++++ Data for review

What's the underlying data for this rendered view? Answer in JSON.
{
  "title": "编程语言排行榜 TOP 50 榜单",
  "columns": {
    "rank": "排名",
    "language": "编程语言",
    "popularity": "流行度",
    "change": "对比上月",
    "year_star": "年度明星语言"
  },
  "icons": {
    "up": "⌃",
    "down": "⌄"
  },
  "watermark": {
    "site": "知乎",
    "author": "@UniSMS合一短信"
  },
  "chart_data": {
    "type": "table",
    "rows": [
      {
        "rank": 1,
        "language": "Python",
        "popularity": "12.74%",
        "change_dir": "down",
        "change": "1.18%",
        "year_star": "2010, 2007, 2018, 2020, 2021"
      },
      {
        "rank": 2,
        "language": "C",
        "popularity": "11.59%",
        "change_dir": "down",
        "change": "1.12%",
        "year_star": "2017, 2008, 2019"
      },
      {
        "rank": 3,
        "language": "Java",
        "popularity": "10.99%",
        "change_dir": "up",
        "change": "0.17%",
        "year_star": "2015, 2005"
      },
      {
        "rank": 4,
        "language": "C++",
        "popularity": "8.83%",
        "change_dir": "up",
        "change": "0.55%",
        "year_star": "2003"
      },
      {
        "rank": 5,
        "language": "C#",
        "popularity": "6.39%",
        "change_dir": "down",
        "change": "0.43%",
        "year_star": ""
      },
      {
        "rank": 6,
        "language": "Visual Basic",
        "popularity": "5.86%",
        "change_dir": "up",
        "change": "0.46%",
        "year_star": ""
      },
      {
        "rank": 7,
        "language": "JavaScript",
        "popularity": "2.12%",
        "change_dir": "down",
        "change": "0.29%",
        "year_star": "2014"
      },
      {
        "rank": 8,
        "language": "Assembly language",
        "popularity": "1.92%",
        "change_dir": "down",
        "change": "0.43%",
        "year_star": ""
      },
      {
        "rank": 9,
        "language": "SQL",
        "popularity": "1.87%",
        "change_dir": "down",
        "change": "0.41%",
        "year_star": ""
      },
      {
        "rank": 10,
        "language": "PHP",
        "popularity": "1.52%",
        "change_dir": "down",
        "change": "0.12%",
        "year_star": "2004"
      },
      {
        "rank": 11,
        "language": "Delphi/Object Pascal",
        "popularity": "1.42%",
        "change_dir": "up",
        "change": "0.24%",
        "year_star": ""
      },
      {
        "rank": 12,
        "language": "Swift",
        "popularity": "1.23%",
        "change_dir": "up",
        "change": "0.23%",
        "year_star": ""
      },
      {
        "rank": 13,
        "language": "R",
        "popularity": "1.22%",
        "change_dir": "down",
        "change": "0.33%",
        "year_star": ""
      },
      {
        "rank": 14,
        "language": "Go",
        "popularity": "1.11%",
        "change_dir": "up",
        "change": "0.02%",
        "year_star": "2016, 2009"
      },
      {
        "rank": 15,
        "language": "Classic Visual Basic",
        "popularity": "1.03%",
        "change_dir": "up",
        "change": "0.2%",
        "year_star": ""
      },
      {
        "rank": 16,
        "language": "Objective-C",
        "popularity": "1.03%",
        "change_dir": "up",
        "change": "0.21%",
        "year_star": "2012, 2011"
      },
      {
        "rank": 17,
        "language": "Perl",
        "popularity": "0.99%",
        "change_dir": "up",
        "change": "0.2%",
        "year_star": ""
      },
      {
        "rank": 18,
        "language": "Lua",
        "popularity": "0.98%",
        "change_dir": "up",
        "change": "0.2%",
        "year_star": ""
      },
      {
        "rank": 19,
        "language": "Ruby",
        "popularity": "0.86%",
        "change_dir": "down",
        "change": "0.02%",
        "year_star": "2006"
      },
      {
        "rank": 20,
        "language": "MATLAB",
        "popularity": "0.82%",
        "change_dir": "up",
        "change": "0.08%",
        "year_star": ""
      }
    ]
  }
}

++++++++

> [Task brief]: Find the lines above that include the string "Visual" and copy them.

> [Answer to the exercise]:
        "language": "Visual Basic",
        "language": "Classic Visual Basic",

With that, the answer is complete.